* [What you have to do]: Across all the entries, how many lines hold "laughing"? Answer with that number and nothing else.
________________
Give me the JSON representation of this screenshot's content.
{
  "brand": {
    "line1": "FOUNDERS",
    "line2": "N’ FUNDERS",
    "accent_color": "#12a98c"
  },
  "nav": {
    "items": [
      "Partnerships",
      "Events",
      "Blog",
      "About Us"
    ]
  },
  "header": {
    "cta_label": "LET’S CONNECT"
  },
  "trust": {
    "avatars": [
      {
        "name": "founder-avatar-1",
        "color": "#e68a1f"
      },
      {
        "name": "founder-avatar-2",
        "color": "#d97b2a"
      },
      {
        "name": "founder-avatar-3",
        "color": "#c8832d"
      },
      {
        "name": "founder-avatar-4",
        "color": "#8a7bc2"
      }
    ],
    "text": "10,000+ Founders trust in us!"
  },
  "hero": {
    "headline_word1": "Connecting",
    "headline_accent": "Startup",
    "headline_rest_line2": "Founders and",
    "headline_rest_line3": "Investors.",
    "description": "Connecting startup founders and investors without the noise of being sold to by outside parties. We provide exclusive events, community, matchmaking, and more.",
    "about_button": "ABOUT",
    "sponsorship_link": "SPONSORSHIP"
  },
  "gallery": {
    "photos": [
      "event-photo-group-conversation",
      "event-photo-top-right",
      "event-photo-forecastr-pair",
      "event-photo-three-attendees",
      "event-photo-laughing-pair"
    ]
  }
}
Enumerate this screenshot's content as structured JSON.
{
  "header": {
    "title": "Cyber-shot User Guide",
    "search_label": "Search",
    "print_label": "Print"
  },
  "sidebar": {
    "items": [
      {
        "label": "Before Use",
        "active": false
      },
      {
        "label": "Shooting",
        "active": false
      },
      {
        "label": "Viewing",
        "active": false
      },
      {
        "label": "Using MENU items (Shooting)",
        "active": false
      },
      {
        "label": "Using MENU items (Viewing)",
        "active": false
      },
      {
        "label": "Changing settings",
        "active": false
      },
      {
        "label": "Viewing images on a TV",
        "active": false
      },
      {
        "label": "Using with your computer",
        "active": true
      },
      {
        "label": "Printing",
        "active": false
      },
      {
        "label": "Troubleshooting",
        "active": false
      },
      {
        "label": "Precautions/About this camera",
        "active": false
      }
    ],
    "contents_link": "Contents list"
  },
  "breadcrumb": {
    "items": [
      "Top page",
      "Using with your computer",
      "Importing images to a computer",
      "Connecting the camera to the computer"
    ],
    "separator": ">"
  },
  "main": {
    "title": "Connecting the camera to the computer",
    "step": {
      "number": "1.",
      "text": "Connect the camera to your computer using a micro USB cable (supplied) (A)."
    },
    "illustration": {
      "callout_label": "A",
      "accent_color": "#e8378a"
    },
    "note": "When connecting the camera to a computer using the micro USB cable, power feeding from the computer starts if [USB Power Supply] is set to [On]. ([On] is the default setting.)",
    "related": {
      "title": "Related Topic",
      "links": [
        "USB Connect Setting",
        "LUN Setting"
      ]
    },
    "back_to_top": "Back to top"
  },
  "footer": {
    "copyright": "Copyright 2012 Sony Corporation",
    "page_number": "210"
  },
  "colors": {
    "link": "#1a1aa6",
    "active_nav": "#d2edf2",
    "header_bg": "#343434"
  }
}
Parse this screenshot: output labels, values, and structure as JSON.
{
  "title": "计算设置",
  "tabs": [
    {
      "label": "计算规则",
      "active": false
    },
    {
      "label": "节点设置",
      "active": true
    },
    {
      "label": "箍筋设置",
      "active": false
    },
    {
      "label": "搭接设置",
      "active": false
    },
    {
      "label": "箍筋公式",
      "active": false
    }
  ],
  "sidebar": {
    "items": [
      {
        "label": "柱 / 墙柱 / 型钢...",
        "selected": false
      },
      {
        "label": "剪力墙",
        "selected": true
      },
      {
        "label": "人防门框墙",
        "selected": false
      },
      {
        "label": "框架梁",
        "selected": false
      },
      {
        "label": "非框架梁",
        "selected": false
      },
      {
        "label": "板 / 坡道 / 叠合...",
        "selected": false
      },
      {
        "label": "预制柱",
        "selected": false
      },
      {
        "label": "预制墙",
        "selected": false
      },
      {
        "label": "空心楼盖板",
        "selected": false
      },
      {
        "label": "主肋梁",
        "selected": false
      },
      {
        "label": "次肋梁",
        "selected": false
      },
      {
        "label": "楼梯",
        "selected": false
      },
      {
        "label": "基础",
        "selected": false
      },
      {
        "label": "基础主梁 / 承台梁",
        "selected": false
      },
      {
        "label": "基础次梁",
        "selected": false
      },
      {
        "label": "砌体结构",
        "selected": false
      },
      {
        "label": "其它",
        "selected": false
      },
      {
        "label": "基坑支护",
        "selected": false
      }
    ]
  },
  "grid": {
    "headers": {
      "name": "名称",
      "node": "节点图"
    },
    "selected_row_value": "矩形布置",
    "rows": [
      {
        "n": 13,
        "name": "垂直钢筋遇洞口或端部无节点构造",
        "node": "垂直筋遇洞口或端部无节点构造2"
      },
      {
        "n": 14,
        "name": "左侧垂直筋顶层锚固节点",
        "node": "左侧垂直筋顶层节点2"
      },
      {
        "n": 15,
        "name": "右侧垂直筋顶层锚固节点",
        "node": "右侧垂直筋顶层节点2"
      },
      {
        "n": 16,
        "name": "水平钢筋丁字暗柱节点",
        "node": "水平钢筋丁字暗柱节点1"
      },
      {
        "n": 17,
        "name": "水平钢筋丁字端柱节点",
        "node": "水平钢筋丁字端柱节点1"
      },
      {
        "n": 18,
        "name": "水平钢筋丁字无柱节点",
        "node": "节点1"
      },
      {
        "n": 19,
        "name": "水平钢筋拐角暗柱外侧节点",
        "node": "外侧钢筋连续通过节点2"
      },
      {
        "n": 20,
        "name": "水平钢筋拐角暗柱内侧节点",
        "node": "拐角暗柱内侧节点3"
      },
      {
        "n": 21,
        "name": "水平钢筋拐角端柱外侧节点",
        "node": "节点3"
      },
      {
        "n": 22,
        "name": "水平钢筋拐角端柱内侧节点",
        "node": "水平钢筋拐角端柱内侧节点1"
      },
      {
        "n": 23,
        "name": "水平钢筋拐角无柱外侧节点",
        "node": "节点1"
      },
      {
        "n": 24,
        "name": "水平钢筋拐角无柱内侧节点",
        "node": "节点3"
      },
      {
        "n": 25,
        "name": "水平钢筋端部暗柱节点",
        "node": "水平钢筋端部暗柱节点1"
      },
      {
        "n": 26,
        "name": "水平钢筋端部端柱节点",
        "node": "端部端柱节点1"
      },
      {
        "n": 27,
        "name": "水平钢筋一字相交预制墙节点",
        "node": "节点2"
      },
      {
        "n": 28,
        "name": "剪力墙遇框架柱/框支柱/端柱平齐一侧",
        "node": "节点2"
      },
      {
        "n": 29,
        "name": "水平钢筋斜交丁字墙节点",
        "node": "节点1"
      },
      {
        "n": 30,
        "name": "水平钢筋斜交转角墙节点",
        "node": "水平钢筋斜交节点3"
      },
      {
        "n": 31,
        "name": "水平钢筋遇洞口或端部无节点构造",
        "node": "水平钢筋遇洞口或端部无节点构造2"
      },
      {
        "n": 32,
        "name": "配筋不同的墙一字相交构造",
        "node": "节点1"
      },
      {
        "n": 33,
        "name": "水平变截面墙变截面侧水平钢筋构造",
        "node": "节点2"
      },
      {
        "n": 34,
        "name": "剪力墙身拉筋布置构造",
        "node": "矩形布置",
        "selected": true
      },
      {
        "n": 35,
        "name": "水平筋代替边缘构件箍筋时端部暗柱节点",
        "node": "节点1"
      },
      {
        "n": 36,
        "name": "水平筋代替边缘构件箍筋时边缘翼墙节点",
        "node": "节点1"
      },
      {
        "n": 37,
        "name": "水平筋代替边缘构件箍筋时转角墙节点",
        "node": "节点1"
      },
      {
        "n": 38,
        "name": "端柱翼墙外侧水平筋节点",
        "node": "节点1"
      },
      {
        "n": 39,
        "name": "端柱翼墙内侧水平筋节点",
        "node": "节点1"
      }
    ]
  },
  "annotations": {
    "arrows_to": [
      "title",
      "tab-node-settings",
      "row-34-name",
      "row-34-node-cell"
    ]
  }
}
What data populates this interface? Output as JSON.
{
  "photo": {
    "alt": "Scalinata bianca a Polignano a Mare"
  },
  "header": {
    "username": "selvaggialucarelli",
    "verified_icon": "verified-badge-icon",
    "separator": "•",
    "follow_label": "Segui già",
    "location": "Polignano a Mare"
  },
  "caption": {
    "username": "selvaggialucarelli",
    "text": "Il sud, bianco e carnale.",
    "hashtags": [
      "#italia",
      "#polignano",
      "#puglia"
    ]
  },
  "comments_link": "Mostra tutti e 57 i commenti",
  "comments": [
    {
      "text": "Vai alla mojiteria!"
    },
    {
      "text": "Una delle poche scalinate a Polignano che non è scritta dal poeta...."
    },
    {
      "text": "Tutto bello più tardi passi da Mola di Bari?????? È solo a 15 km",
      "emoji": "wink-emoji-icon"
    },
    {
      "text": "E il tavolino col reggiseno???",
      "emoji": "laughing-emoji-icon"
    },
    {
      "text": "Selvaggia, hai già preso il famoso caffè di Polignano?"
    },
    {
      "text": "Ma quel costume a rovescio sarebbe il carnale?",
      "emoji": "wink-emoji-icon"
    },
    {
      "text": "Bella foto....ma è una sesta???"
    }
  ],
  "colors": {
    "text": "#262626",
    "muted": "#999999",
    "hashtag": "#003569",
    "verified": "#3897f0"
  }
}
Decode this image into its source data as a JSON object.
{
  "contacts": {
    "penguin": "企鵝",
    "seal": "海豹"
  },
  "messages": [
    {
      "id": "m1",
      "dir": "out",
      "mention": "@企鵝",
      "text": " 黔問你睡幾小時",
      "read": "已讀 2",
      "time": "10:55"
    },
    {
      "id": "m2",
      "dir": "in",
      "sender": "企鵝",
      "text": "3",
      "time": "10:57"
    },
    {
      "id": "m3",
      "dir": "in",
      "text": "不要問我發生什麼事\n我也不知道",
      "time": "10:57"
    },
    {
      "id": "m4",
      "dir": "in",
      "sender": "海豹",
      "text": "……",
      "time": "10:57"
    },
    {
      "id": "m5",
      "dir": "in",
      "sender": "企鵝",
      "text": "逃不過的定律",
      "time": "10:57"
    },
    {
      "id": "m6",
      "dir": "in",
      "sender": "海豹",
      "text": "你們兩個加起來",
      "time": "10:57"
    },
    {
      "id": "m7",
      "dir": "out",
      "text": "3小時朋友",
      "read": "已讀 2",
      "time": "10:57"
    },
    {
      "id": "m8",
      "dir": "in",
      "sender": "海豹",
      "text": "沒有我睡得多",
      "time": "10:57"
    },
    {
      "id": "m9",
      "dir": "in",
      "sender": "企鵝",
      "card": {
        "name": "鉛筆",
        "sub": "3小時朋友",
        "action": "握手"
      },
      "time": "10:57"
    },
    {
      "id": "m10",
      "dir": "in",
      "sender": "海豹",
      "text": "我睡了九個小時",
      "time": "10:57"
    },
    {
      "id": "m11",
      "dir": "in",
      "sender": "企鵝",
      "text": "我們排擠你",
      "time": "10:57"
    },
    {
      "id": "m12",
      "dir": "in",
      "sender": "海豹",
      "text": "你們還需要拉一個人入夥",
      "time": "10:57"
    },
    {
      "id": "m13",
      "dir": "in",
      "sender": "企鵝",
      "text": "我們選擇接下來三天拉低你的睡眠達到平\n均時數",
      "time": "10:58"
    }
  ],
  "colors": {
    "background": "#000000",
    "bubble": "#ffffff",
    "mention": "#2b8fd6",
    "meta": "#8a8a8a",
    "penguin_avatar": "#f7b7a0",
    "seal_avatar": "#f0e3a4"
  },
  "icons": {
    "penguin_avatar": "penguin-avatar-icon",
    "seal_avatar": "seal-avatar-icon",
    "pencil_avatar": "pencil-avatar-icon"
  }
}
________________
* [Exercise output]: 2